For most schools, the bulk of their carbon footprint comes from the energy they use. As we indicated already, electricity and gas, among other energy sources, account for Scope 2 emissions. Therefore, you can cut these emissions by a huge margin by shifting to renewable energy sources. The best example is solar energy. You might also want to generate wind energy on-site and use it to power different facilities in the school.
Apart from reducing your carbon footprint, using renewable energy can also come in handy in slashing it by a big margin. If you are able to fully shift to renewable energy, this could mark the end of receiving regular utility bills.
- Adopt the Ministry of Education Initiatives Targeting Zero Carbon Emissions by 2030
To help reduce the carbon footprint of your school, you should also follow the Ministry of Education's initiatives. These programs are aimed at helping to ensure that schools cut down their GHG emissions and further encourage the community to become more sustainable. Here are some of these initiatives and programs:

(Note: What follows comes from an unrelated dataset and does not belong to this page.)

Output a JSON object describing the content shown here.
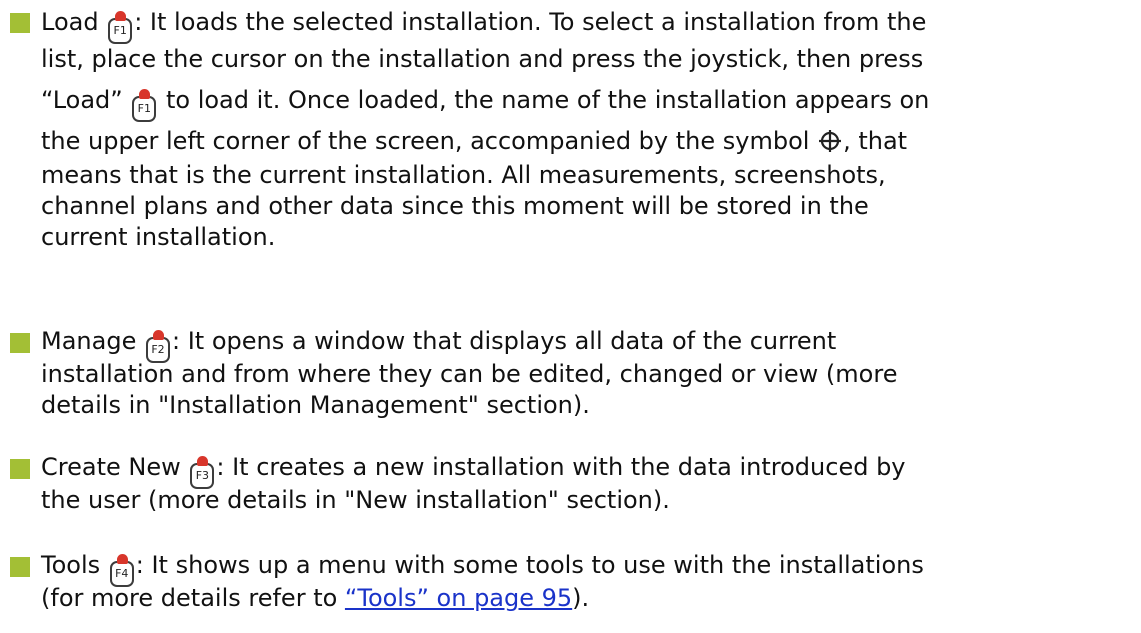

- Eco-Stewardship Program.
- The New Science Centre.
- Piloting Sustainability Features.
- Reduce Electricity Use by Adopting Smart Energy Management Systems
Another unique method of cutting down carbon footprint is reducing electricity use by installing smart energy management systems. These systems are designed to help cut down wastage of energy and electricity. They work using sensors that note when a class or office does not have occupants and turn off the energy. You can reduce energy use, related bills, and carbon footprint by a significant margin when you install a smart energy management system.
To make the efforts to cut down carbon footprint using a smart system more effective, consider extending it for water management via faucets and showerheads. This can also help to increase the sustainability rating for your company with a bigger margin.
- Install CONTINEWM in Your HVAC System
In most schools, HVAC can take up to 50% of the total energy costs. Therefore, this is an important area when targeting to cut down energy use and carbon footprint. To achieve this, one of the items that your school should adopt is CONTINEWM.
CONTINEWM is an innovative device that helps to increase the efficiency of HVAC systems by clearing electrostatic charges that build up from the moving parts. With an air conditioning system, you can cut down the energy use by HVAC by about 50%. Other advantages of using CONTINEWM in your school include:
- The device comes in handy in helping schools improve indoor air quality for both learners and staff.
- It is easy to install. You only need to fix the device on the front part of the heat exchanger of your HVAC system.
- Once installed in your HVAC system, CONTINEWM has minimal maintenance costs and can be used for a lifetime.
This post has demonstrated that although schools in Singapore have pretty high carbon footprints, it is possible to cut them down using the steps we have highlighted. Remember that the process has to start with an accurate calculation of carbon footprint. To operate more sustainably, make sure to work with Climate Fresk, one of the leading organisations for quality climate education. Climate Fresk facilitates playful and educational workshops. It is a science-based activity that provides participants with the fundamental knowledge to understand the global climate system, the impact of climate change and how to act to mitigate the climate crisis. Climate Fresk uses the most respected scientific sources and your school will find it the perfect option for decision-making.
Do not be left behind as others work harder to wrestle down the threat of global warming. It is time to get involved, and Climate Fresk can hold your hands to enhance your sustainability rating.